While the ordinary work indoors may not have stringent requirements on the dress code and footwear, however, workers who are involved in industrial, factory, construction and heavy machinery work have to adhere to safety standards prior to carrying out their daily tasks.

For many industries, along with suitable attire, workers are required to wear safety shoes to protect their foot from falling objects and other potential job-site injuries. These safety shoes or boots are designed with heavy protection and ultimate safety in mind.

Now a pair of safety shoes come at a high price and it is something that consumers cannot afford to buy every month.

When consumers do invest in a pair of safety shoes, they expect it to be durable and fit for its purpose in a hazardous work environment to say the least. The Consumer Council of Fiji has received cases where safety shoes or boots have failed to last even a week.

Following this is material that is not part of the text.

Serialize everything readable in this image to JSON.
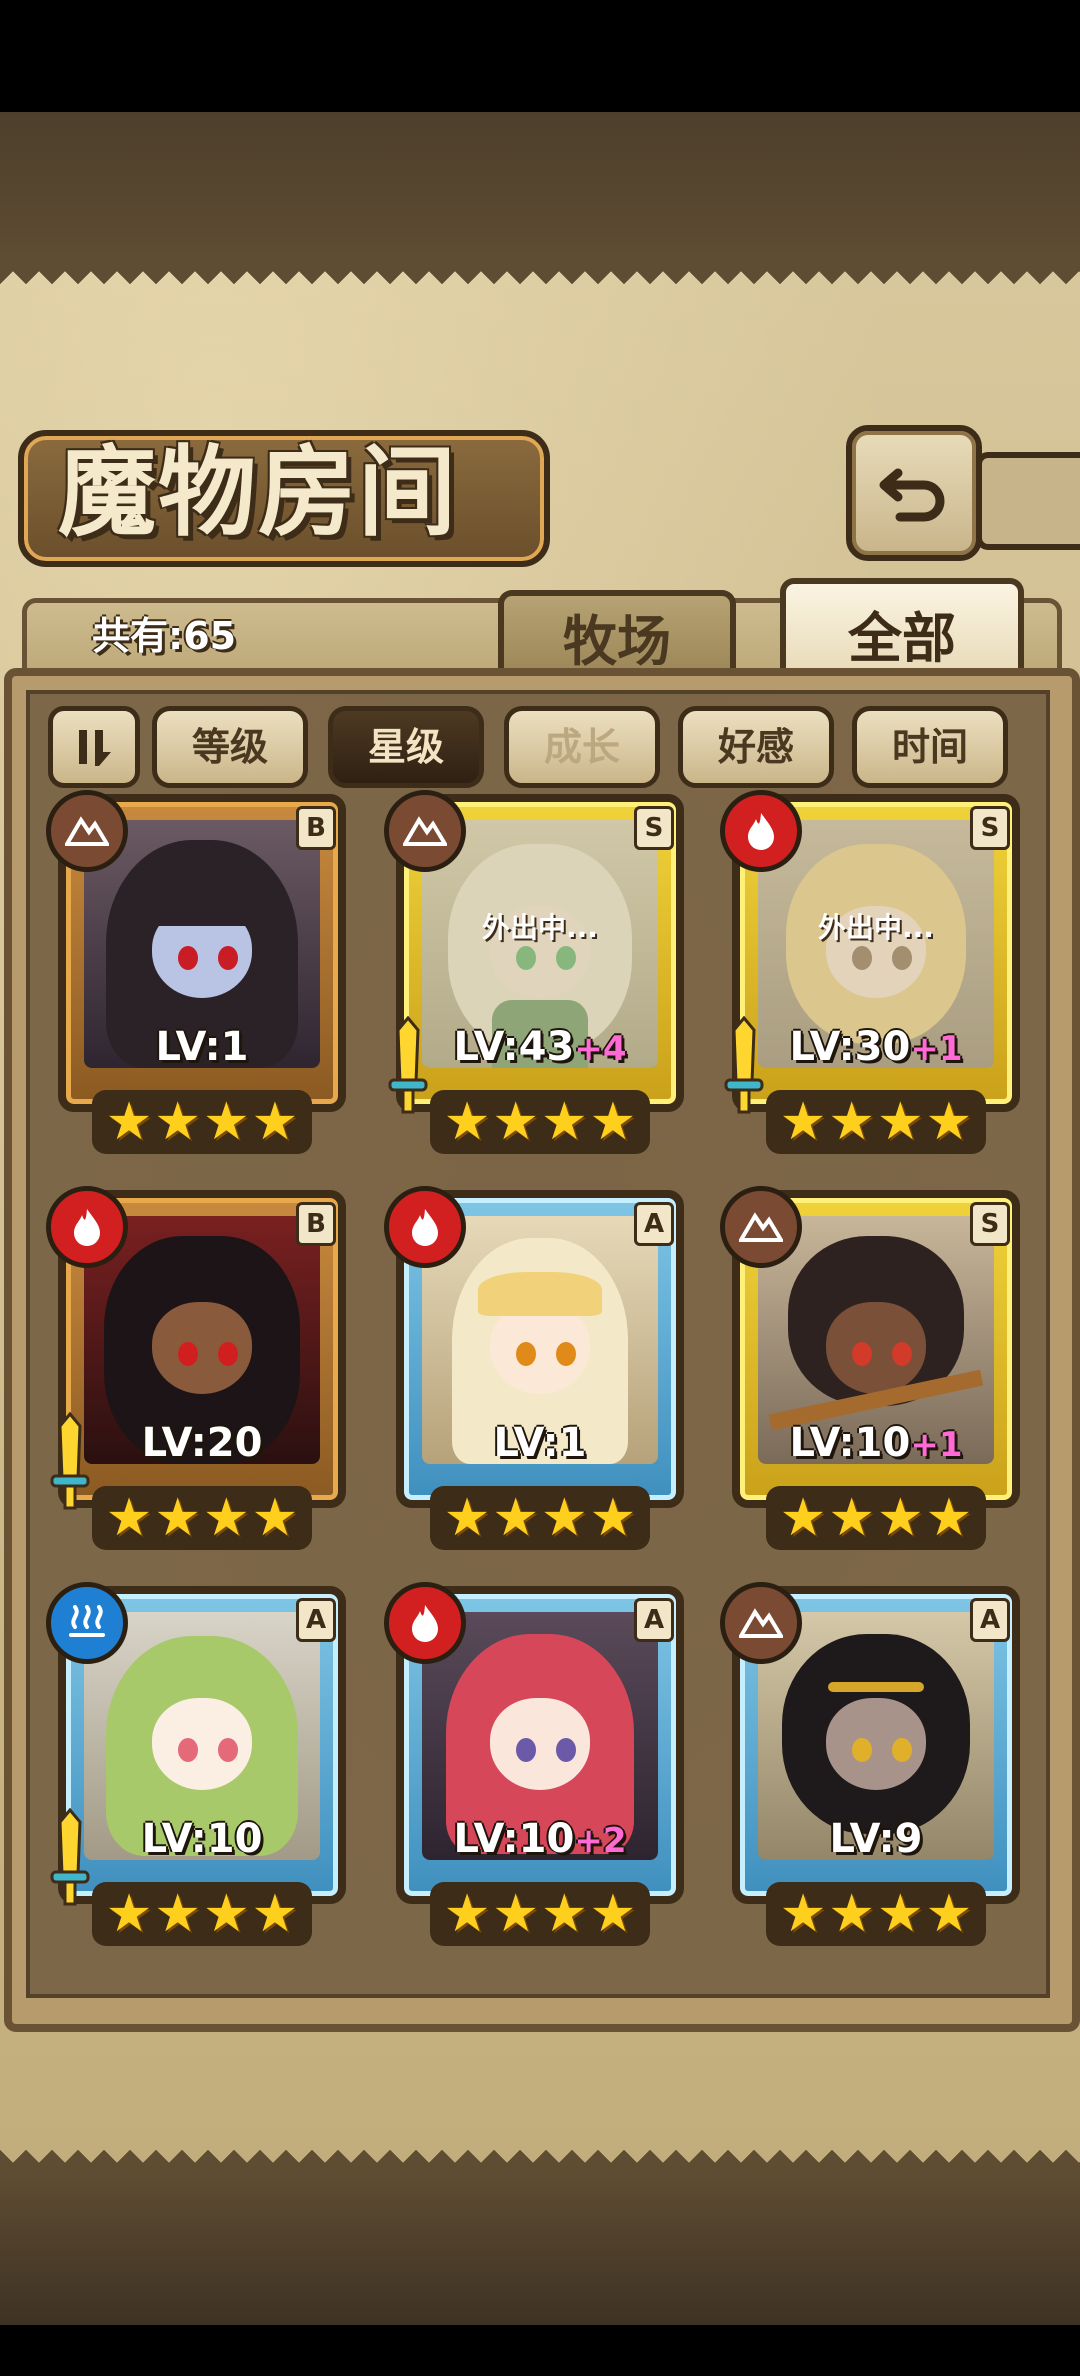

In some cases it seems like a pair of shoes have just been tagged ‘safety shoes’ and the durability of the product is a major concern.

When consumers are sold such products, they tend to lose out on much more than just money. For some their work hours are affected as safety shoes are a mandatory requirement before they can enter the workplace. Those who are sold shoddy products cannot return to work until they get durable replacement shoes because there are consumers who don’t have ready cash to buy another pair of safety shoes unless the redress is provided.

Such was the case with Ravi.

Ravi who was an industrial worker bought a pair of safety shoes from a prominent footwear store in Suva worth $150. Within a month, the stiching on the sides of the shoes started opening and the top covering peeled off. Given that the shoe opening was a safety harzard, Ravi was told to get the shoe fixed before resuming work. He immediately took the shoe to the trader to seek a redress as it was still under 6 months warranty. Unfortunately, the trader refused to assist Ravi claiming that the stiching issue was not their fault.

Concerned with the response, Ravi lodged his complaint with the Council via its National Consumer Helpline 155, seeking a speedy outcome so that he could resume work.

Following the Council’s intervention, the trader agreed to repair the shoes within 3 working days. However, the repairs done on the shoes were shoddy as water could seep into the shoes from where the stiching work was done.

All this while Ravi’s work was drastically affected as everytime he tried to report to work, the mangement advised him that he could not enter the work premises unless he had proper safety footwear.

The Council then liaised with the trader for a pair of replacement shoes for Ravi or refund of his money. Ravi was advised by the trader to visit the supplier for the replacement shoes. Traders should not expect consumers to liaise with their suppliers when the items were bought from them. Whilst the supplier agreed to provide Ravi with the replacement shoes, they declined to give any warranty on the item.

This was unacceptable given that if the product also turned out to be of non-merchantable quality, then Ravi would not be able to seek redresss.

The Council then demanded a full refund of $150 for Ravi from the trader. This was facilitated immediately, following which Ravi was able to purchase a pair of safety shoes from elsewhere.

Given such cases, the Council would like to urge traders and suppliers to uphold good business practices and provide redress to consumers where they have been supplied with items of non-merchantable quality. Safety shoes come with certain safety features and if they fail to protect the consumer in a hazardous work environment then its purpose is defeated.

In Fiji, as per the Occupational Health and Safety (OHS) recommendations, the suppliers should provide safety shoes with the following features:

  • Toe cap;
  • Slip resistant;
  • Pierce Resistant at sole;
  • Test Certificates from Manufacturer; and
  • Letter of Conformance from Manufacturer (Standards)

 The firms that require safety shoes to be worn at workplace should also assist workers to understand the requirements under OHS. The consumers are also advised to do a bit of background research regarding the safety shoes requirements in their workplace before making a purchase. Consumers should therefore look out for the OHS recommendations and purchase a pair of safety shoes which have the above features.